**Your instructions:** Return every entry in the listing word for word.

**Record set:**
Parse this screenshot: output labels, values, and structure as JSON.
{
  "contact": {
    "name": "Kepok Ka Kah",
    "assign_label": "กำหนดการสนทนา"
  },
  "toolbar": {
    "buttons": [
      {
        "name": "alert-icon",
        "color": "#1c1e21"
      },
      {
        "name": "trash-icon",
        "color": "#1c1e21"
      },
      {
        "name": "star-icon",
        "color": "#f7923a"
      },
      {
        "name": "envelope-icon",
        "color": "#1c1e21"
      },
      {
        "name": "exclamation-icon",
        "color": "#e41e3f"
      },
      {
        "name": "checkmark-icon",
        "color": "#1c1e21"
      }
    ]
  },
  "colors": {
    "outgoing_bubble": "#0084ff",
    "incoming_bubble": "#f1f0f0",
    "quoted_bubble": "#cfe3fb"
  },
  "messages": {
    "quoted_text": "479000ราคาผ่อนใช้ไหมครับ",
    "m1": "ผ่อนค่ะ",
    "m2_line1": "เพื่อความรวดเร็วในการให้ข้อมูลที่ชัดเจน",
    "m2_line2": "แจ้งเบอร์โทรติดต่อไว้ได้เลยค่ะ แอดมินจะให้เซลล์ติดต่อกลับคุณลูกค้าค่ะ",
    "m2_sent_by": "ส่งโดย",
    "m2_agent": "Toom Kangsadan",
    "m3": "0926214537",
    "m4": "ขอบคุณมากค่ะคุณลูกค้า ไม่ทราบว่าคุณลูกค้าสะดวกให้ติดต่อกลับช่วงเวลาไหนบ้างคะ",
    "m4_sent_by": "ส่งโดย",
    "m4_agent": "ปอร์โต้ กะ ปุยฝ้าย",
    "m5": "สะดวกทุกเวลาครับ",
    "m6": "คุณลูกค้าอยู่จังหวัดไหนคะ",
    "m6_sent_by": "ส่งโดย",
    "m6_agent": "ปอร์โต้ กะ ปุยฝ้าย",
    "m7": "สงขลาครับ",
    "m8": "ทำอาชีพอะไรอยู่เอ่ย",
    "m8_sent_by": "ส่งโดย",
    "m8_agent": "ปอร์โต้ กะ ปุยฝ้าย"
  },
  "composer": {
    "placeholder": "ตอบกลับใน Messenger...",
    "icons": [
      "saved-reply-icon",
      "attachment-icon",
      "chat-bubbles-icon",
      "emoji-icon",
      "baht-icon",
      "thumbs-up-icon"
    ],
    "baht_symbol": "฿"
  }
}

**Output for this exercise:**
Parse this screenshot: output labels, values, and structure as JSON.
{
  "contact": {
    "name": "Kepok Ka Kah",
    "assign_label": "กำหนดการสนทนา"
  },
  "toolbar": {
    "buttons": [
      {
        "name": "alert-icon",
        "color": "#1c1e21"
      },
      {
        "name": "trash-icon",
        "color": "#1c1e21"
      },
      {
        "name": "star-icon",
        "color": "#f7923a"
      },
      {
        "name": "envelope-icon",
        "color": "#1c1e21"
      },
      {
        "name": "exclamation-icon",
        "color": "#e41e3f"
      },
      {
        "name": "checkmark-icon",
        "color": "#1c1e21"
      }
    ]
  },
  "colors": {
    "outgoing_bubble": "#0084ff",
    "incoming_bubble": "#f1f0f0",
    "quoted_bubble": "#cfe3fb"
  },
  "messages": {
    "quoted_text": "479000ราคาผ่อนใช้ไหมครับ",
    "m1": "ผ่อนค่ะ",
    "m2_line1": "เพื่อความรวดเร็วในการให้ข้อมูลที่ชัดเจน",
    "m2_line2": "แจ้งเบอร์โทรติดต่อไว้ได้เลยค่ะ แอดมินจะให้เซลล์ติดต่อกลับคุณลูกค้าค่ะ",
    "m2_sent_by": "ส่งโดย",
    "m2_agent": "Toom Kangsadan",
    "m3": "0926214537",
    "m4": "ขอบคุณมากค่ะคุณลูกค้า ไม่ทราบว่าคุณลูกค้าสะดวกให้ติดต่อกลับช่วงเวลาไหนบ้างคะ",
    "m4_sent_by": "ส่งโดย",
    "m4_agent": "ปอร์โต้ กะ ปุยฝ้าย",
    "m5": "สะดวกทุกเวลาครับ",
    "m6": "คุณลูกค้าอยู่จังหวัดไหนคะ",
    "m6_sent_by": "ส่งโดย",
    "m6_agent": "ปอร์โต้ กะ ปุยฝ้าย",
    "m7": "สงขลาครับ",
    "m8": "ทำอาชีพอะไรอยู่เอ่ย",
    "m8_sent_by": "ส่งโดย",
    "m8_agent": "ปอร์โต้ กะ ปุยฝ้าย"
  },
  "composer": {
    "placeholder": "ตอบกลับใน Messenger...",
    "icons": [
      "saved-reply-icon",
      "attachment-icon",
      "chat-bubbles-icon",
      "emoji-icon",
      "baht-icon",
      "thumbs-up-icon"
    ],
    "baht_symbol": "฿"
  }
}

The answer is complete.